*Assigned task*
Using the records below, filter for lines that contain the string "harkirat" and copy them out.

*Record set*
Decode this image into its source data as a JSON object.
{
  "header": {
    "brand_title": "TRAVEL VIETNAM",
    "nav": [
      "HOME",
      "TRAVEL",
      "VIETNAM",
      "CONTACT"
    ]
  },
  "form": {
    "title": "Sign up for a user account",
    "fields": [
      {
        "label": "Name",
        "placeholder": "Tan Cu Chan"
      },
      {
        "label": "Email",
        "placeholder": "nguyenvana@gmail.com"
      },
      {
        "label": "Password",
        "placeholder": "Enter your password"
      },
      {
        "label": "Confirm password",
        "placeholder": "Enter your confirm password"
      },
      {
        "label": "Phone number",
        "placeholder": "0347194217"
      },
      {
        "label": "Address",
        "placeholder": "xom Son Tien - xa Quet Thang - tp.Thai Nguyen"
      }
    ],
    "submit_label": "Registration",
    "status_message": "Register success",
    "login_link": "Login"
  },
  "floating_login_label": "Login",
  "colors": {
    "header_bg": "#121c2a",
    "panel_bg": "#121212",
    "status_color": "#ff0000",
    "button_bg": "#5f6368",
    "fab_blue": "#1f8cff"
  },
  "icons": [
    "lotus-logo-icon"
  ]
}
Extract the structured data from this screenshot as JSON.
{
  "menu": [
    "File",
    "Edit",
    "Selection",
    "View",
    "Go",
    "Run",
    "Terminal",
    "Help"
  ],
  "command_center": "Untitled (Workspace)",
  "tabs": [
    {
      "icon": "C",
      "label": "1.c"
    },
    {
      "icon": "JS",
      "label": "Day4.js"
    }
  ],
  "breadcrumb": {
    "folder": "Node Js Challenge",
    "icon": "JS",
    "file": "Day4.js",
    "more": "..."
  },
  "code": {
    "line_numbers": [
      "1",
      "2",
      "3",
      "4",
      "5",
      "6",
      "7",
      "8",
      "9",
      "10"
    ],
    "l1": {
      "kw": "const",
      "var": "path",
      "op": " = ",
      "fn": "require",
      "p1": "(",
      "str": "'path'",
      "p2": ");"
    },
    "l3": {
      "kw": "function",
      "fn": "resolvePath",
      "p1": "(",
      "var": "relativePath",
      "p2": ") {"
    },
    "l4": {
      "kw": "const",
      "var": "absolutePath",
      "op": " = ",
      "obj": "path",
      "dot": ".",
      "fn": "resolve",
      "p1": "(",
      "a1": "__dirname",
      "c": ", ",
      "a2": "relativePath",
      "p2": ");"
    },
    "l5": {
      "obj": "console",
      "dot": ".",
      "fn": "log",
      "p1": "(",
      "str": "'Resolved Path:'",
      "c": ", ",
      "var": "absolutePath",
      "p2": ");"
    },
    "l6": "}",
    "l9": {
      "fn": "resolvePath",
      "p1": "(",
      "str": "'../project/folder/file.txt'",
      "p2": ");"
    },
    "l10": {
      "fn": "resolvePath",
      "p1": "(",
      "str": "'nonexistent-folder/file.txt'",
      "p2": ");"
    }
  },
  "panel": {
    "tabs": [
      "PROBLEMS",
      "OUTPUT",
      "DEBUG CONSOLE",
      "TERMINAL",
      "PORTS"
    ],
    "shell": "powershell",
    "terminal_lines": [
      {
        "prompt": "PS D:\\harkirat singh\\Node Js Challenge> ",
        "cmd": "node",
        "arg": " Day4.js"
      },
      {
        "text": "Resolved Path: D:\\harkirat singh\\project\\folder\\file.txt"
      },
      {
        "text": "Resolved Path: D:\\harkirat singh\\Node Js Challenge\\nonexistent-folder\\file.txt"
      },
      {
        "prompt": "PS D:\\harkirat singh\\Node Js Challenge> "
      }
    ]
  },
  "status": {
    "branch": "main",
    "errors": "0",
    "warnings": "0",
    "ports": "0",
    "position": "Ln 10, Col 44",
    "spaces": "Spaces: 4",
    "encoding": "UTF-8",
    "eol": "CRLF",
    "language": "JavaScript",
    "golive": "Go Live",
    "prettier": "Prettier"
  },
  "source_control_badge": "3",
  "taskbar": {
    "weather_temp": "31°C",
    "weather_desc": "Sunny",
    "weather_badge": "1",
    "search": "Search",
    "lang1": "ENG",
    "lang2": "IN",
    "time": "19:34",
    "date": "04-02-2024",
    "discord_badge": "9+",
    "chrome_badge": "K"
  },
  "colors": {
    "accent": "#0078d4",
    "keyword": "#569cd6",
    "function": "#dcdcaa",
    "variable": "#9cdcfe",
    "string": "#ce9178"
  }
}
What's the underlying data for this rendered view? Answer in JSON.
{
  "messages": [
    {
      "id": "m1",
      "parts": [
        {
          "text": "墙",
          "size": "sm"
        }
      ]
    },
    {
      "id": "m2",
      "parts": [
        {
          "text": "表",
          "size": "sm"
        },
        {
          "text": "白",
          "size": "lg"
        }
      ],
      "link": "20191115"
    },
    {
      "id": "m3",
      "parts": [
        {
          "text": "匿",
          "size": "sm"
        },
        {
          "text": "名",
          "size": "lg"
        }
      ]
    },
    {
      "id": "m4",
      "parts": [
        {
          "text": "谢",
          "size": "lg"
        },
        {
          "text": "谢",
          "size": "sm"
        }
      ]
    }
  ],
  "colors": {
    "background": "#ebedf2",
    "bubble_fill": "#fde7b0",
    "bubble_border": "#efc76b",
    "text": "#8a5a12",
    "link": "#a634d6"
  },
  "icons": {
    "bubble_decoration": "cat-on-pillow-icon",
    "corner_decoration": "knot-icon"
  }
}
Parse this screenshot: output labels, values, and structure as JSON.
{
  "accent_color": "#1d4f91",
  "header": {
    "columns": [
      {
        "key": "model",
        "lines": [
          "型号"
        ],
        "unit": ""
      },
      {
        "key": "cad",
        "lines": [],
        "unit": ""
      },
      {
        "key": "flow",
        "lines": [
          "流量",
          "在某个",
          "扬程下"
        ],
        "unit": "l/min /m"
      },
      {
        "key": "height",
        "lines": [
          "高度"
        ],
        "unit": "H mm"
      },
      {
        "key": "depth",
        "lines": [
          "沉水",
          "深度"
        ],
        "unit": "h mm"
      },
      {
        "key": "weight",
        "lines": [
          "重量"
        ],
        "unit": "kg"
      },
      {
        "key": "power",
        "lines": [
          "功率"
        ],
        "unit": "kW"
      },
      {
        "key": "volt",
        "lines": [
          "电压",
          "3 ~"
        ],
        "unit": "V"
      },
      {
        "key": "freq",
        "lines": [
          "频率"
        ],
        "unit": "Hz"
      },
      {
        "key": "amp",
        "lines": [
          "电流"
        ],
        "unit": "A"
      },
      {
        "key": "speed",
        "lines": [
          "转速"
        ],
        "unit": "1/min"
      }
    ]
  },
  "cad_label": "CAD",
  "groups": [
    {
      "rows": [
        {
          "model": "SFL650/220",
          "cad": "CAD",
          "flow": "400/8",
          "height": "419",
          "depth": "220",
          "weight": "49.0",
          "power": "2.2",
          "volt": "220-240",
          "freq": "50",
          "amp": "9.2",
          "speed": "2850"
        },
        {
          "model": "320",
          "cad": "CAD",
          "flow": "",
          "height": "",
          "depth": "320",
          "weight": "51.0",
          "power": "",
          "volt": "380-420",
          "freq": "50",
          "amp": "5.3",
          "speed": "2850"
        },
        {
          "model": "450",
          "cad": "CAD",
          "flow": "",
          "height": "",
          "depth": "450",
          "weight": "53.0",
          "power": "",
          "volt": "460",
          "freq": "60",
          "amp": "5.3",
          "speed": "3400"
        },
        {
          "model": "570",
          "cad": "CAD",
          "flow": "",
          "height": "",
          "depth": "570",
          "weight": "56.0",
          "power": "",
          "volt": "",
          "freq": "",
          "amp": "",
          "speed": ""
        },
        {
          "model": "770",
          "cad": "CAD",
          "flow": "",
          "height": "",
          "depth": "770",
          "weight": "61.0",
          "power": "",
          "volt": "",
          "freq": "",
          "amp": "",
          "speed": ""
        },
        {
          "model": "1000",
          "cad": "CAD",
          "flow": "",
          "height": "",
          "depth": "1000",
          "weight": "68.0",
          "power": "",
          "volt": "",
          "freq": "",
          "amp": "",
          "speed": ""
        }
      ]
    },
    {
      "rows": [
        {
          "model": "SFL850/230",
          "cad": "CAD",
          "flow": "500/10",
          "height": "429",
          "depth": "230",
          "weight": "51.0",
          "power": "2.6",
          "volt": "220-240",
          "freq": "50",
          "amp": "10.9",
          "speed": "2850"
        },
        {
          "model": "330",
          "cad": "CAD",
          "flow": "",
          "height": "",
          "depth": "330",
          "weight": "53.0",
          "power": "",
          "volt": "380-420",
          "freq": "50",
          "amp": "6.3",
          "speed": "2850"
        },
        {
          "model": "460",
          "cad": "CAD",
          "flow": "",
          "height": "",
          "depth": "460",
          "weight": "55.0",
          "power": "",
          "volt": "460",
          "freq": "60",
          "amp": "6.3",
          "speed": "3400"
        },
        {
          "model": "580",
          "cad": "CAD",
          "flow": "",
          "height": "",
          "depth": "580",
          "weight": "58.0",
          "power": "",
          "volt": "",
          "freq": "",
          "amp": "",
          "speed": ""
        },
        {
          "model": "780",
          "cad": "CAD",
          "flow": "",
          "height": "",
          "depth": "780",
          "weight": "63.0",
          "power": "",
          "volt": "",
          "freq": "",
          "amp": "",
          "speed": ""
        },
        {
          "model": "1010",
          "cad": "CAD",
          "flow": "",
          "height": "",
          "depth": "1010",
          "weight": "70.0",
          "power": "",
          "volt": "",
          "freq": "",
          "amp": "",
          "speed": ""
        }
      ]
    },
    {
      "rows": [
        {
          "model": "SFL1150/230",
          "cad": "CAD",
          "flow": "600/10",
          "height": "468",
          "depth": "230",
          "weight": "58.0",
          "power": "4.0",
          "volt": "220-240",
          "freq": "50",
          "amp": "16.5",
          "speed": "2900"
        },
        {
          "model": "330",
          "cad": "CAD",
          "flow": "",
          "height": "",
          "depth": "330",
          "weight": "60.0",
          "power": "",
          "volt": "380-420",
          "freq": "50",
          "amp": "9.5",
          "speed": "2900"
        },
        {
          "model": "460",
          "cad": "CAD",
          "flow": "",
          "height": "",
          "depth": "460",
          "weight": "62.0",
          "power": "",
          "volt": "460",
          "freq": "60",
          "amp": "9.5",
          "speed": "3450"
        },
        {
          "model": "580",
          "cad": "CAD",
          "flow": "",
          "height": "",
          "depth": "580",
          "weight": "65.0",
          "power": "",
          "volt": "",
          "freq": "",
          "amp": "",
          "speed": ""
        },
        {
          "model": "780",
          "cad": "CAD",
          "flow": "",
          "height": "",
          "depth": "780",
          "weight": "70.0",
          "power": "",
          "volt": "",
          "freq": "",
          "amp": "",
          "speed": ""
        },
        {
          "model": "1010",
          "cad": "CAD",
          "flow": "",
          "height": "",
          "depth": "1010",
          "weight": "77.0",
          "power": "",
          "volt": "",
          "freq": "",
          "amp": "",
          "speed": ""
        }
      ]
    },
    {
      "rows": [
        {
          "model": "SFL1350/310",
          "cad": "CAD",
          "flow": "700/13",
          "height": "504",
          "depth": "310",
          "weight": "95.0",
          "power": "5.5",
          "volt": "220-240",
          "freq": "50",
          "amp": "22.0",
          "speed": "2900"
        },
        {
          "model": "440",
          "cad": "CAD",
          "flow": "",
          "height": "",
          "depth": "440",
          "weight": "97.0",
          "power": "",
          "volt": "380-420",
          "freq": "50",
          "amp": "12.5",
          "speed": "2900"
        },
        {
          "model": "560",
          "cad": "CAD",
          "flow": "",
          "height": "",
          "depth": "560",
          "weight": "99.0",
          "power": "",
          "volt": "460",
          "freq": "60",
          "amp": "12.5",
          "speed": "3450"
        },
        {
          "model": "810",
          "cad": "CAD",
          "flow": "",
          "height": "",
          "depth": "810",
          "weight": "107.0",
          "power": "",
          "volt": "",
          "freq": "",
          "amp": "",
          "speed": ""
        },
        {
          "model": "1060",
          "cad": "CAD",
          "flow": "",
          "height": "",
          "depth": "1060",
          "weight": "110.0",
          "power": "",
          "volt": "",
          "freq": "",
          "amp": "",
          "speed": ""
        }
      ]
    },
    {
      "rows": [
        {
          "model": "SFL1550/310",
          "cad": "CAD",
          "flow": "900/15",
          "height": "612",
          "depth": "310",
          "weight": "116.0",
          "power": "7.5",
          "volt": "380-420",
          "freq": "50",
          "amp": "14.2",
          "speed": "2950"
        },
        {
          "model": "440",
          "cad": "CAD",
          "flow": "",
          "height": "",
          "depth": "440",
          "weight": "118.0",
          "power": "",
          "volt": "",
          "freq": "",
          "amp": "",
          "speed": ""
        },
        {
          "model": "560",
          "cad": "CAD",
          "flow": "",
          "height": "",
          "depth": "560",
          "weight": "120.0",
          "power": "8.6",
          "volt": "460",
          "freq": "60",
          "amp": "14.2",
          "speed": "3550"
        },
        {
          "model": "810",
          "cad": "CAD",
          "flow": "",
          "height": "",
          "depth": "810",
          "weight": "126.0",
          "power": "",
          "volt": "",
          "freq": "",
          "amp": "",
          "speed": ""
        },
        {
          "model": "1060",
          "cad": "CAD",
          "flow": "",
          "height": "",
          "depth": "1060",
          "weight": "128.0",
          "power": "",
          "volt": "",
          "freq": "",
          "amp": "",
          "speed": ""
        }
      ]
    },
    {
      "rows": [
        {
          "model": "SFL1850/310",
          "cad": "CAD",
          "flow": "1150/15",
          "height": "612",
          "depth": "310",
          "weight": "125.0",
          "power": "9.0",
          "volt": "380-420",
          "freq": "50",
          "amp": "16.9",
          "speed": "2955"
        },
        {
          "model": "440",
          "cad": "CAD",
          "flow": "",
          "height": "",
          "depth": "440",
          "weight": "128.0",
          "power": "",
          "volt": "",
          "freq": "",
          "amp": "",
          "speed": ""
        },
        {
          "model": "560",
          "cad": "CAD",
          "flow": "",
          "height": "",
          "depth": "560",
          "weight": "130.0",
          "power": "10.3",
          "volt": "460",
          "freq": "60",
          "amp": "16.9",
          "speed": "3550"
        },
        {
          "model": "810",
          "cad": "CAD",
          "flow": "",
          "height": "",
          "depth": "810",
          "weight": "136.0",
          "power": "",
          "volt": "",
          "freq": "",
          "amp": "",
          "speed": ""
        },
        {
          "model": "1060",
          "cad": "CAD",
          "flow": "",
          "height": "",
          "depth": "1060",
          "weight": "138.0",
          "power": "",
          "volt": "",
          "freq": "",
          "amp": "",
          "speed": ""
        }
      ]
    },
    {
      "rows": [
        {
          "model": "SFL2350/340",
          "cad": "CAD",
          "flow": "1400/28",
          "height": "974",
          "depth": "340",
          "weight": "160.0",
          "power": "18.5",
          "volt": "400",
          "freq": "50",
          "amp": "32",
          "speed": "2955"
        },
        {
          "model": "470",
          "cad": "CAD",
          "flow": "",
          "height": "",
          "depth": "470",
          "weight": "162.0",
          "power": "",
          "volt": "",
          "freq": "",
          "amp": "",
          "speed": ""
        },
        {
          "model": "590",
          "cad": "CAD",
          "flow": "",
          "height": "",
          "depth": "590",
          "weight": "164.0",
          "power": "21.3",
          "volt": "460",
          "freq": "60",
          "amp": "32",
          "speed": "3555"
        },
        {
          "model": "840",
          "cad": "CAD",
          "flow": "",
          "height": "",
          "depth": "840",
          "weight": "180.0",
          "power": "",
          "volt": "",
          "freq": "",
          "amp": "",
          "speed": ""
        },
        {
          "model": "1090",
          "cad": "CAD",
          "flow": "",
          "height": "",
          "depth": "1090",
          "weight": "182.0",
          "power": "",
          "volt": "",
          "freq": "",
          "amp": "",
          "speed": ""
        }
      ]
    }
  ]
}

*Response for this exercise*
        "prompt": "PS D:\\harkirat singh\\Node Js Challenge> ",
        "text": "Resolved Path: D:\\harkirat singh\\project\\folder\\file.txt"
        "text": "Resolved Path: D:\\harkirat singh\\Node Js Challenge\\nonexistent-folder\\file.txt"
        "prompt": "PS D:\\harkirat singh\\Node Js Challenge> "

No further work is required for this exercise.